Heart patients and patients with peripheral arterial disease are especially vulnerable to the heat. Cardiovascular problems can impair the body’s ability to open up blood vessels. If blood vessels cannot open up, heat cannot be dissipated through the skin and heat stroke results. In addition, many heart medications can make handling the heat more difficult. Patients with high blood pressure and those with heart failure are often on diuretics (“water pills”). These medications tend to dehydrate patients. If exposed to extreme heat while on a diuretic, the salt and water lost through sweat exacerbates dehydration, leading to low blood pressure, loss of consciousness or kidney problems. Other medications, such as calcium channel blockers, ACE inhibitors (for example, lisinopril) and ARBs (for example, losartan) coupled with excess heat can lead to low blood pressure. The best advice for heart patients in a heat wave is to stay inside, in air-conditioning. In addition, it is best not to walk, exercise or work in the yard in the middle of the day during hot days. Go outside early in the day or after sunset, when the temperature is generally lower.

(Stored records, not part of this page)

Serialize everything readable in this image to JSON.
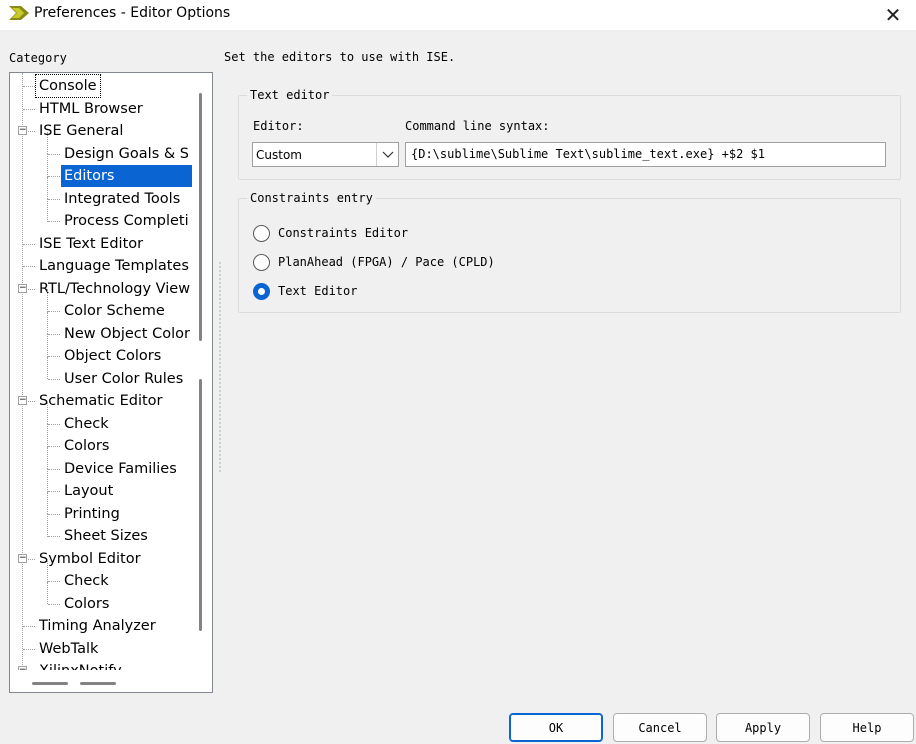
{
  "window": {
    "title": "Preferences - Editor Options",
    "close_icon": "close-icon",
    "app_icon": "xilinx-ise-icon"
  },
  "category": {
    "label": "Category",
    "items": [
      {
        "label": "Console",
        "focused": true
      },
      {
        "label": "HTML Browser"
      },
      {
        "label": "ISE General",
        "expanded": true
      },
      {
        "label": "Design Goals & S"
      },
      {
        "label": "Editors",
        "selected": true
      },
      {
        "label": "Integrated Tools"
      },
      {
        "label": "Process Completi"
      },
      {
        "label": "ISE Text Editor"
      },
      {
        "label": "Language Templates"
      },
      {
        "label": "RTL/Technology View",
        "expanded": true
      },
      {
        "label": "Color Scheme"
      },
      {
        "label": "New Object Color"
      },
      {
        "label": "Object Colors"
      },
      {
        "label": "User Color Rules"
      },
      {
        "label": "Schematic Editor",
        "expanded": true
      },
      {
        "label": "Check"
      },
      {
        "label": "Colors"
      },
      {
        "label": "Device Families"
      },
      {
        "label": "Layout"
      },
      {
        "label": "Printing"
      },
      {
        "label": "Sheet Sizes"
      },
      {
        "label": "Symbol Editor",
        "expanded": true
      },
      {
        "label": "Check"
      },
      {
        "label": "Colors"
      },
      {
        "label": "Timing Analyzer"
      },
      {
        "label": "WebTalk"
      },
      {
        "label": "XilinxNotify",
        "expanded": true
      }
    ]
  },
  "main": {
    "description": "Set the editors to use with ISE.",
    "text_editor_group": {
      "title": "Text editor",
      "editor_label": "Editor:",
      "editor_value": "Custom",
      "cmd_label": "Command line syntax:",
      "cmd_value": "{D:\\sublime\\Sublime Text\\sublime_text.exe} +$2 $1"
    },
    "constraints_group": {
      "title": "Constraints entry",
      "options": [
        {
          "label": "Constraints Editor",
          "checked": false
        },
        {
          "label": "PlanAhead (FPGA) / Pace (CPLD)",
          "checked": false
        },
        {
          "label": "Text Editor",
          "checked": true
        }
      ]
    }
  },
  "buttons": {
    "ok": "OK",
    "cancel": "Cancel",
    "apply": "Apply",
    "help": "Help"
  },
  "colors": {
    "selection": "#0a64d2",
    "background": "#f0f0f0"
  }
}
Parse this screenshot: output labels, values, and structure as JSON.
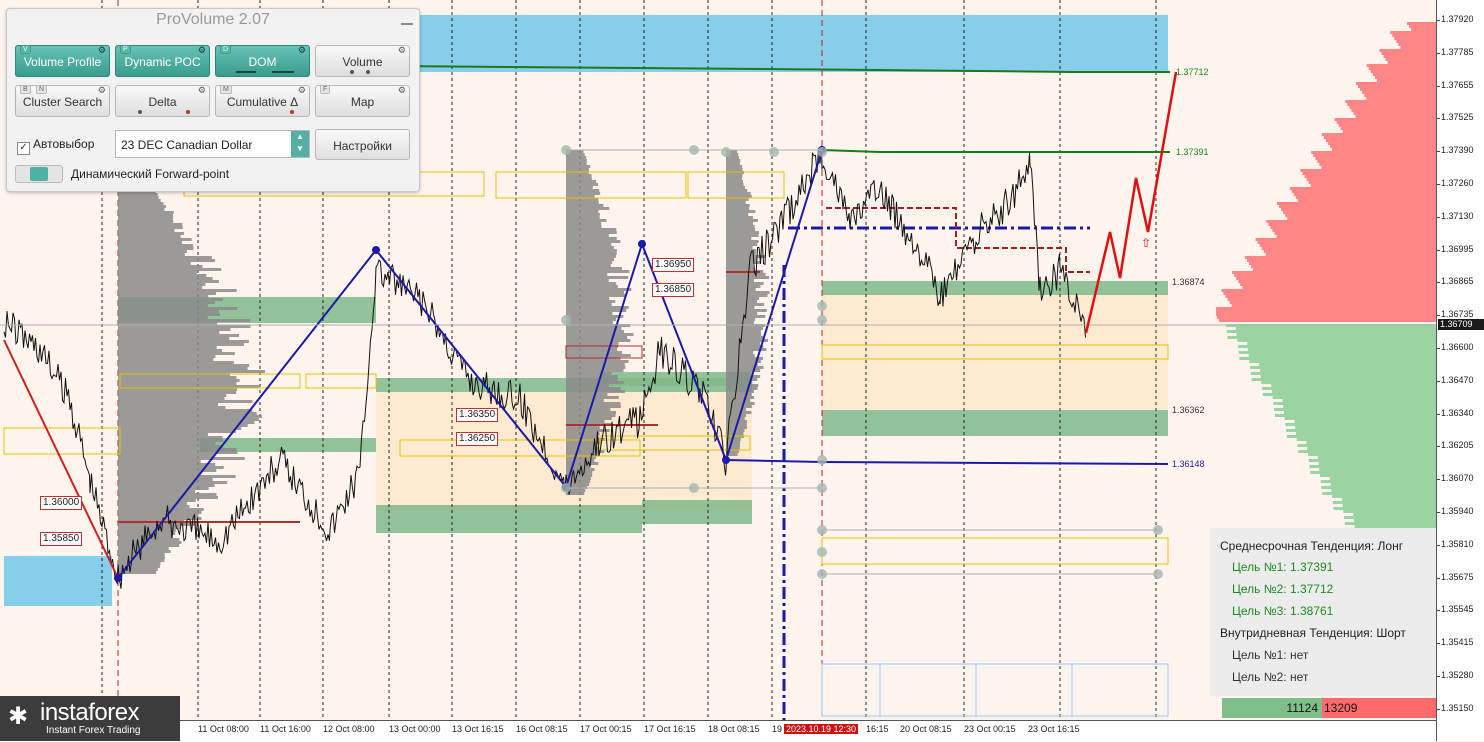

Enjoy the summer, but be cool and be careful on those hot humid days, don’t let a heat wave burn your heart.